Single-stranded DNA mimicry in the p53 transactivation domain interaction with replication protein A.Bochkareva, E., Kaustov, L., Ayed, A., Yi, G.S., Lu, Y., Pineda-Lucena, A., Liao, J.C., Okorokov, A.L., Milner, J., Arrowsmith, C.H., Bochkarev, A.
(2005) Proc.Natl.Acad.Sci.Usa 102: 15412-15417
- PubMed: 16234232
- DOI: 10.1073/pnas.0504614102
- Primary Citation of Related Structures:
- PubMed Abstract:
One of many protein-protein interactions modulated upon DNA damage is that of the single-stranded DNA-binding protein, replication protein A (RPA), with the p53 tumor suppressor. Here we report the crystal structure of RPA residues 1-120 (RPA70N) bou ...

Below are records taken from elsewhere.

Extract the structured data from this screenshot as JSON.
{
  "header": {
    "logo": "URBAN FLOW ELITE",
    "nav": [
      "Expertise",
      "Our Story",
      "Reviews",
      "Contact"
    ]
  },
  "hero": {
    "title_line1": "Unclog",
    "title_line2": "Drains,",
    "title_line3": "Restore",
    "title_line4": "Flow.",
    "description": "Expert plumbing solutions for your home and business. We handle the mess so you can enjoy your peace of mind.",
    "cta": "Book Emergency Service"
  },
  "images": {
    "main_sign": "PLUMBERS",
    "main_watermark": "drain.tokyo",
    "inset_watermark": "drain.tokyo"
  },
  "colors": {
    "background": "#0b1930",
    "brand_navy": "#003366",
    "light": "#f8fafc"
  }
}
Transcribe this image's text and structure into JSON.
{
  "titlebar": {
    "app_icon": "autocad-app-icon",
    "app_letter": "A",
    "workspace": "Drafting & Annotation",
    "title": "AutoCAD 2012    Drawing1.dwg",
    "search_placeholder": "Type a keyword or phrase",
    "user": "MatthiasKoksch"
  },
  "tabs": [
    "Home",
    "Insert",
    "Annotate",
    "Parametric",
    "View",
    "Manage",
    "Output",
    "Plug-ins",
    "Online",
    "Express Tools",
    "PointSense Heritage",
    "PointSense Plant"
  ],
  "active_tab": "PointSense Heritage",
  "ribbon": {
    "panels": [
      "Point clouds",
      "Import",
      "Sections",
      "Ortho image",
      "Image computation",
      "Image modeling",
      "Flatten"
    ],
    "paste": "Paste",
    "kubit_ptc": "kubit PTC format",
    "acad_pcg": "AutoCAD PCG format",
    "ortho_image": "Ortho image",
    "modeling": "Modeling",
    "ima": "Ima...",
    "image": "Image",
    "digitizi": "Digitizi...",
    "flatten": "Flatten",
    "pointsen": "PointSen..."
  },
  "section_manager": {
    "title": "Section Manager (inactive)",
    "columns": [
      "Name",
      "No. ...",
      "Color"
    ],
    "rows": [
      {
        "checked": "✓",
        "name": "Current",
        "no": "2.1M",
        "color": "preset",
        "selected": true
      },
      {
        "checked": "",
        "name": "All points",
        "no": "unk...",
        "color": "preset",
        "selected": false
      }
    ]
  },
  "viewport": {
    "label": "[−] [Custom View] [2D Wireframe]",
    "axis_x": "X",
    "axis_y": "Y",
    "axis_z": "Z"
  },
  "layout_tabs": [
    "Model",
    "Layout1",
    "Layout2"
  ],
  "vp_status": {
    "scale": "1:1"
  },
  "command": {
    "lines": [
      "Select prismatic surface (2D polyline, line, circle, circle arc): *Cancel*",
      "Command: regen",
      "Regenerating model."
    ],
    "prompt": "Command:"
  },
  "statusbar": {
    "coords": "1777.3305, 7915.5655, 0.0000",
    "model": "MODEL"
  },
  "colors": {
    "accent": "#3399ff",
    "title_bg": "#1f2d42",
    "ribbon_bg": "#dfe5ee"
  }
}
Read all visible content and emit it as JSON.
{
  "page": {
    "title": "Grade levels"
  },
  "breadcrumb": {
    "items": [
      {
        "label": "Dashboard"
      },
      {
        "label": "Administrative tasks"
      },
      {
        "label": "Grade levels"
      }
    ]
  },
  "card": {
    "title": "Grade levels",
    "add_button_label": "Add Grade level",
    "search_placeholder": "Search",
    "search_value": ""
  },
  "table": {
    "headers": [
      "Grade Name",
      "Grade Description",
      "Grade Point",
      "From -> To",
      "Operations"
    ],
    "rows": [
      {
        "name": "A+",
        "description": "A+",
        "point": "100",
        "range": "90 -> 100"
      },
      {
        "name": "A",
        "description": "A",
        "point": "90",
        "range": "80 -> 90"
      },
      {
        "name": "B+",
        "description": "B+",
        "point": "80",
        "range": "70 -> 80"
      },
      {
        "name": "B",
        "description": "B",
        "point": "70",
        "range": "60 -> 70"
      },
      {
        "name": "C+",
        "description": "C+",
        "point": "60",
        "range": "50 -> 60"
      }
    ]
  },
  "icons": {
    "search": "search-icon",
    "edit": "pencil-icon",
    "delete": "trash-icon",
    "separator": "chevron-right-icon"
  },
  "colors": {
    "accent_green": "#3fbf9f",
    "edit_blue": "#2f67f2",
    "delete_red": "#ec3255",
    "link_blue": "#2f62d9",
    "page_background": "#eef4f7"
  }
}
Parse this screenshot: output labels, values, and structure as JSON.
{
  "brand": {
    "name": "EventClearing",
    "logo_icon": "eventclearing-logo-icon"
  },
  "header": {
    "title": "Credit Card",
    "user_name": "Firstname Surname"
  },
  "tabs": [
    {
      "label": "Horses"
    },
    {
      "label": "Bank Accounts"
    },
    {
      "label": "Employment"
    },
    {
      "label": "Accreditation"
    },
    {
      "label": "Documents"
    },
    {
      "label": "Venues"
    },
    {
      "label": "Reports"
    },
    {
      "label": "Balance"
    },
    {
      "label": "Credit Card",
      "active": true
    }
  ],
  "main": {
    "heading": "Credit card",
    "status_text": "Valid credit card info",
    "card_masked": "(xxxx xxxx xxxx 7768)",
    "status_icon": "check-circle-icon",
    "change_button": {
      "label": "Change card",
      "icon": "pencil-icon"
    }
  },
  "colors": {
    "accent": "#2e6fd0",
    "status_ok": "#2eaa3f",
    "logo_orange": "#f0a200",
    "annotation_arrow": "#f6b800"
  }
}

One of many protein-protein interactions modulated upon DNA damage is that of the single-stranded DNA-binding protein, replication protein A (RPA), with the p53 tumor suppressor. Here we report the crystal structure of RPA residues 1-120 (RPA70N) bound to the N-terminal transactivation domain of p53 (residues 37-57; p53N) and, by using NMR spectroscopy, characterize two mechanisms by which the RPA/p53 interaction can be modulated. RPA70N forms an oligonucleotide/oligosaccharide-binding fold, similar to that previously observed for the ssDNA-binding domains of RPA. In contrast, the N-terminal p53 transactivation domain is largely disordered in solution, but residues 37-57 fold into two amphipathic helices, H1 and H2, upon binding with RPA70N. The H2 helix of p53 structurally mimics the binding of ssDNA to the oligonucleotide/oligosaccharide-binding fold. NMR experiments confirmed that both ssDNA and an acidic peptide mimicking a phosphorylated form of RPA32N can independently compete the acidic p53N out of the binding site. Taken together, our data suggest a mechanism for DNA damage signaling that can explain a threshold response to DNA damage.
Banting and Best Department of Medical Research & Department of Medical Genetics and Microbiology, University of Toronto, 112 College Street, Toronto, Ontario, Canada M5G 1L6.